BEGIN

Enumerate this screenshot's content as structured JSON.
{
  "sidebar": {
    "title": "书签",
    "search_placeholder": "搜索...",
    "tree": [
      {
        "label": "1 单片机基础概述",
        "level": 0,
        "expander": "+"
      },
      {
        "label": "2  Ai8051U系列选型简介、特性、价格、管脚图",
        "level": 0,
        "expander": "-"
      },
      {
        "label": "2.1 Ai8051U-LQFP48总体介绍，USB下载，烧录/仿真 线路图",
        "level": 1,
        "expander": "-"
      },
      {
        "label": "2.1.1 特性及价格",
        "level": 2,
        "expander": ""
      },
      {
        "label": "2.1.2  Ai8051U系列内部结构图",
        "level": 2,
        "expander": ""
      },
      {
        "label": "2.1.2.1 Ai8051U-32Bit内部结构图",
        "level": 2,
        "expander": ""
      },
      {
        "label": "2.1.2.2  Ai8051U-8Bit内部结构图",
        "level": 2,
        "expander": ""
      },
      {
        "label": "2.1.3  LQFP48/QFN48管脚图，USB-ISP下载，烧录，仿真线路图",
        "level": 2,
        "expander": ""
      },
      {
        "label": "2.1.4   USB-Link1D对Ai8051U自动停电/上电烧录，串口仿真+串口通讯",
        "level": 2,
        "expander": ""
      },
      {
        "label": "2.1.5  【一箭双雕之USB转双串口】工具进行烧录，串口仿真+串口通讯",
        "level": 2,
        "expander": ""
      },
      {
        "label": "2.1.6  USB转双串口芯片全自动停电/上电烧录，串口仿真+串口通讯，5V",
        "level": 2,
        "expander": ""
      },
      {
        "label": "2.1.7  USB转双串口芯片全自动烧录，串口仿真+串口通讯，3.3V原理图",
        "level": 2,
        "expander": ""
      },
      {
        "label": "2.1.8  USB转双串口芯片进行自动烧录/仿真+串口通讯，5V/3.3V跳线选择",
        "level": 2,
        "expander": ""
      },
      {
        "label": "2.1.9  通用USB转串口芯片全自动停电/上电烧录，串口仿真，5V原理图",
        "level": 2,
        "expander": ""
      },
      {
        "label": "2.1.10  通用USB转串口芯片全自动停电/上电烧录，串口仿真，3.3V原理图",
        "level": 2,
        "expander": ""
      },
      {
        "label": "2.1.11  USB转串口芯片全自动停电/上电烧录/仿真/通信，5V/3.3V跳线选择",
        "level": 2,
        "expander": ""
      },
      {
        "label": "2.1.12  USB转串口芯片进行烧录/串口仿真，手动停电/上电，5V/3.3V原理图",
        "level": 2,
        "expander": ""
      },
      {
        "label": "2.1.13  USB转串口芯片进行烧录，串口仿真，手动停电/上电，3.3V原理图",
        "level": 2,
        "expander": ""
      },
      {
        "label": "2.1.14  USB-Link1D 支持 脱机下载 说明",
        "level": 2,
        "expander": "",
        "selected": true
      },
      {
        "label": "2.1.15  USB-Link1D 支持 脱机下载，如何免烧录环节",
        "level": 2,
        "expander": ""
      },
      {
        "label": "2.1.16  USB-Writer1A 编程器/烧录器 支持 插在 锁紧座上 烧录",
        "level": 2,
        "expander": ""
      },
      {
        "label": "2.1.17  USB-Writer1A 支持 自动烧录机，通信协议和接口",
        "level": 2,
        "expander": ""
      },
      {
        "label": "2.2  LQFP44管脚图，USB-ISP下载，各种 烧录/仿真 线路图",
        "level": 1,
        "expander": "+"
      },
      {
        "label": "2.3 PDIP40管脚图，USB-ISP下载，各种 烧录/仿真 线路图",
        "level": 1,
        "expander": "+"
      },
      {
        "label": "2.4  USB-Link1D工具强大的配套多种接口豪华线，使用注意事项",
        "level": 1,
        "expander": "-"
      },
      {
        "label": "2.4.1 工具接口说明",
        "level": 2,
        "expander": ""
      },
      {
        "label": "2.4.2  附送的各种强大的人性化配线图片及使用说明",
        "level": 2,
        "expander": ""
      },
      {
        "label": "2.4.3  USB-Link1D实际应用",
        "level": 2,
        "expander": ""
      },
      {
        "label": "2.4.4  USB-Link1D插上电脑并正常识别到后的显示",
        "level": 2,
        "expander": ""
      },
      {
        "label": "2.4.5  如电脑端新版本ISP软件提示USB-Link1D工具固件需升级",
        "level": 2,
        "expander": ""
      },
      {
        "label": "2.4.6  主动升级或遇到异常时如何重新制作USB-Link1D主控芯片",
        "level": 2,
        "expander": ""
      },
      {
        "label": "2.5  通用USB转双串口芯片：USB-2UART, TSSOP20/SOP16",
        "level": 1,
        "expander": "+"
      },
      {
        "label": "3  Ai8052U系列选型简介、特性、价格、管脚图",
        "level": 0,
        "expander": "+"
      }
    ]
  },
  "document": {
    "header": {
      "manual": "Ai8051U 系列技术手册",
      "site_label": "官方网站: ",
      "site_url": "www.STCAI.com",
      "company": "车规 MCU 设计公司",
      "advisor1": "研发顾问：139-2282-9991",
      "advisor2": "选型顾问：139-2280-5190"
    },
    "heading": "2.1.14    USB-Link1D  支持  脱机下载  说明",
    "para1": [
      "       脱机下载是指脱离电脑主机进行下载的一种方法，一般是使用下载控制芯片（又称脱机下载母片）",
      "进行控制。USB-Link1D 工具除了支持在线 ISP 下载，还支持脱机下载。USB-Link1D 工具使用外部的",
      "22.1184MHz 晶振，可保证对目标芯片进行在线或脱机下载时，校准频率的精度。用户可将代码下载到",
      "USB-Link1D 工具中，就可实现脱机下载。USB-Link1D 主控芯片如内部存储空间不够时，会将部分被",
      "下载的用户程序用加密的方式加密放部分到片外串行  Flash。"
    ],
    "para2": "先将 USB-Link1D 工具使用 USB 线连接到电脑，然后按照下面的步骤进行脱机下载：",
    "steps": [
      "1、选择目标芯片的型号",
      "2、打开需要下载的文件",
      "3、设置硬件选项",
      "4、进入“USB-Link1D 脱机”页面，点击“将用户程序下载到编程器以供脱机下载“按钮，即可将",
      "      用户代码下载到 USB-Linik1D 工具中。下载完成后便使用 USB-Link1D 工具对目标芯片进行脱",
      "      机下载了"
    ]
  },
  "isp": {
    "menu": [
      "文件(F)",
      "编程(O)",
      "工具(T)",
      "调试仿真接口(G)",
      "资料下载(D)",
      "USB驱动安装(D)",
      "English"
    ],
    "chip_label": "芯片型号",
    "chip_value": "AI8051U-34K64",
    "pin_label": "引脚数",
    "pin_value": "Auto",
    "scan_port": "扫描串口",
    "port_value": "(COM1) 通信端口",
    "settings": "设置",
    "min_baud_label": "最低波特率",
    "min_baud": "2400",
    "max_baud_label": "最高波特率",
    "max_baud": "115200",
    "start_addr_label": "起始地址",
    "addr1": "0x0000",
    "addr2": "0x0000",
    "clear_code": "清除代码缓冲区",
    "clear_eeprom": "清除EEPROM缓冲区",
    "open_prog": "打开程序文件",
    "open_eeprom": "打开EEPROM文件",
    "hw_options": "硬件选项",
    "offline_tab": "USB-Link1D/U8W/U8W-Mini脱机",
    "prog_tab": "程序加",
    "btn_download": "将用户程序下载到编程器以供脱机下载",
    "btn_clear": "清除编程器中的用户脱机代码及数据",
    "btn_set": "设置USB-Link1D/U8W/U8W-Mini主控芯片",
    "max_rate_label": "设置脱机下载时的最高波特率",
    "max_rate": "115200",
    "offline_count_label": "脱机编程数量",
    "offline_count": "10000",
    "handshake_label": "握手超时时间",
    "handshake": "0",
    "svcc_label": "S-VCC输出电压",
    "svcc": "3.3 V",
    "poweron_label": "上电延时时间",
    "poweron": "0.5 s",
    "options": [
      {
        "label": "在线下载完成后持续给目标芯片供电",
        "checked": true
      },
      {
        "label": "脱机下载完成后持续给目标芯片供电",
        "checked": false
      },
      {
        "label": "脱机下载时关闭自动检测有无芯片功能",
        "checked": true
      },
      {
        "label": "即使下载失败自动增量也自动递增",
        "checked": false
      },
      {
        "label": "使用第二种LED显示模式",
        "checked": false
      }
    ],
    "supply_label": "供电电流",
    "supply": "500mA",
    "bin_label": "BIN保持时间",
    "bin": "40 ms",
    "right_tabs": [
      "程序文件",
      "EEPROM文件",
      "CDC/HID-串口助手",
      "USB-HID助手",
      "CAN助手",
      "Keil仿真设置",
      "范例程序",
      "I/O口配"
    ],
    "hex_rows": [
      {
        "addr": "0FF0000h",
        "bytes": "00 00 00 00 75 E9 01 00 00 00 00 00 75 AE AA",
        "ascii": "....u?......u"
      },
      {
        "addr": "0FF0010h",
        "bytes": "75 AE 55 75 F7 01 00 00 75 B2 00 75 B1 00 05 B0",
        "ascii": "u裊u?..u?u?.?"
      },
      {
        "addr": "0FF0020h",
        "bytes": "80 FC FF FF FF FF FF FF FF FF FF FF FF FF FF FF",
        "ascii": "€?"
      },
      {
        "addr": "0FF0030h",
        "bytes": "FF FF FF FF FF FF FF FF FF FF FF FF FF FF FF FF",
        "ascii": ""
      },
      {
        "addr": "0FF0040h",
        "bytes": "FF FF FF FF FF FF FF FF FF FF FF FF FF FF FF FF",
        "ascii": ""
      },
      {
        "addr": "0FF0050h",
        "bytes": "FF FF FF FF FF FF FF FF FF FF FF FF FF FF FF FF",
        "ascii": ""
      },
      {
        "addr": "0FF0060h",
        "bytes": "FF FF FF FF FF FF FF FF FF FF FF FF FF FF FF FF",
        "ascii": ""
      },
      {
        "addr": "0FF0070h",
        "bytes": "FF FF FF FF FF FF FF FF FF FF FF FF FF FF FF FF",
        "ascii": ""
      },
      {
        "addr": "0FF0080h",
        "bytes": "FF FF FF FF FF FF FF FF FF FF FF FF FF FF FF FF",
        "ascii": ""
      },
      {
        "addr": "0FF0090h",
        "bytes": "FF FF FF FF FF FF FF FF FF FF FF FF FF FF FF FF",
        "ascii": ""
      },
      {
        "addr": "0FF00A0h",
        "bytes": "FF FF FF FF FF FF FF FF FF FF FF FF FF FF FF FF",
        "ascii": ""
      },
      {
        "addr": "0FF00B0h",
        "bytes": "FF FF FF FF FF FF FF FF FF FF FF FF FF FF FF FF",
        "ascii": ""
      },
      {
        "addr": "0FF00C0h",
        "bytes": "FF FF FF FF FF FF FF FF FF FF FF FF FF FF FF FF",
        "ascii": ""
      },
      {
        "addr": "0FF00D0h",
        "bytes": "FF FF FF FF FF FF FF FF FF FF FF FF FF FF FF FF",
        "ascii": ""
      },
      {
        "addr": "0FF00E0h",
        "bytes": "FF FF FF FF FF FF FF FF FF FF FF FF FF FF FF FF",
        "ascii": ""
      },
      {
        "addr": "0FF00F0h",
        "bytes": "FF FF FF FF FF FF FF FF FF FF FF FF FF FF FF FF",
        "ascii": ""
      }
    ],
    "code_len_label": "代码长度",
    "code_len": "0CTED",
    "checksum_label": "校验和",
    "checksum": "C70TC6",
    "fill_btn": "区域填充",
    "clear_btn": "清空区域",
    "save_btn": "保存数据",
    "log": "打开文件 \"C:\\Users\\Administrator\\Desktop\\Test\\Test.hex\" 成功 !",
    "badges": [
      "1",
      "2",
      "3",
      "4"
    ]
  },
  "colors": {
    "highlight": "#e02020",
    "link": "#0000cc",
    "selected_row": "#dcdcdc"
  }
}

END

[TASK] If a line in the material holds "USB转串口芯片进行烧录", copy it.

[RESPONSE]
        "label": "2.1.12  USB转串口芯片进行烧录/串口仿真，手动停电/上电，5V/3.3V原理图",
        "label": "2.1.13  USB转串口芯片进行烧录，串口仿真，手动停电/上电，3.3V原理图",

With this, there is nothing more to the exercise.